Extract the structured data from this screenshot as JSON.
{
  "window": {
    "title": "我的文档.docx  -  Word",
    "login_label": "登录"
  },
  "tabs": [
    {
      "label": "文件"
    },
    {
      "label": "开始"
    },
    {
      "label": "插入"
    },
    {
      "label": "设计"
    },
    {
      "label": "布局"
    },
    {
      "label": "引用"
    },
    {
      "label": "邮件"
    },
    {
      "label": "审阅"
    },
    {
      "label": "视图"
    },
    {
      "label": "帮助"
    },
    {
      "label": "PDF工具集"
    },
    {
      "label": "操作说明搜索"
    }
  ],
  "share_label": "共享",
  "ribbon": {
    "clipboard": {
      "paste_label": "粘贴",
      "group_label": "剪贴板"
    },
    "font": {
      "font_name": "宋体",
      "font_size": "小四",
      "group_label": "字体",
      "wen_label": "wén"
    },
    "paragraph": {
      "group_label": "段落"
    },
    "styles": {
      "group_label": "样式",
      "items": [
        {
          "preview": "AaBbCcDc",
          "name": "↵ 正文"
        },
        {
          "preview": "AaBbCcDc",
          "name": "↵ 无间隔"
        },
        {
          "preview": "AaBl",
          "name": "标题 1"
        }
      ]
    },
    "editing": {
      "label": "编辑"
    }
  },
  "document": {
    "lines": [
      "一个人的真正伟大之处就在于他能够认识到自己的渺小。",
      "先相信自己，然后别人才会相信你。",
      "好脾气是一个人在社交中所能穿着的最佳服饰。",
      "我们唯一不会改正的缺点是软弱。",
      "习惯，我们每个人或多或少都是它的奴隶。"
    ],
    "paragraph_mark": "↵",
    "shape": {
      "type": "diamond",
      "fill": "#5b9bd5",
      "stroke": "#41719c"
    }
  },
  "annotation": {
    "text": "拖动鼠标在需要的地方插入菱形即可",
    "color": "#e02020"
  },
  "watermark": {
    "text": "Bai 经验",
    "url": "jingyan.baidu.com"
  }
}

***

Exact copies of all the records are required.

Extract the structured data from this screenshot as JSON.
{
  "window": {
    "title": "我的文档.docx  -  Word",
    "login_label": "登录"
  },
  "tabs": [
    {
      "label": "文件"
    },
    {
      "label": "开始"
    },
    {
      "label": "插入"
    },
    {
      "label": "设计"
    },
    {
      "label": "布局"
    },
    {
      "label": "引用"
    },
    {
      "label": "邮件"
    },
    {
      "label": "审阅"
    },
    {
      "label": "视图"
    },
    {
      "label": "帮助"
    },
    {
      "label": "PDF工具集"
    },
    {
      "label": "操作说明搜索"
    }
  ],
  "share_label": "共享",
  "ribbon": {
    "clipboard": {
      "paste_label": "粘贴",
      "group_label": "剪贴板"
    },
    "font": {
      "font_name": "宋体",
      "font_size": "小四",
      "group_label": "字体",
      "wen_label": "wén"
    },
    "paragraph": {
      "group_label": "段落"
    },
    "styles": {
      "group_label": "样式",
      "items": [
        {
          "preview": "AaBbCcDc",
          "name": "↵ 正文"
        },
        {
          "preview": "AaBbCcDc",
          "name": "↵ 无间隔"
        },
        {
          "preview": "AaBl",
          "name": "标题 1"
        }
      ]
    },
    "editing": {
      "label": "编辑"
    }
  },
  "document": {
    "lines": [
      "一个人的真正伟大之处就在于他能够认识到自己的渺小。",
      "先相信自己，然后别人才会相信你。",
      "好脾气是一个人在社交中所能穿着的最佳服饰。",
      "我们唯一不会改正的缺点是软弱。",
      "习惯，我们每个人或多或少都是它的奴隶。"
    ],
    "paragraph_mark": "↵",
    "shape": {
      "type": "diamond",
      "fill": "#5b9bd5",
      "stroke": "#41719c"
    }
  },
  "annotation": {
    "text": "拖动鼠标在需要的地方插入菱形即可",
    "color": "#e02020"
  },
  "watermark": {
    "text": "Bai 经验",
    "url": "jingyan.baidu.com"
  }
}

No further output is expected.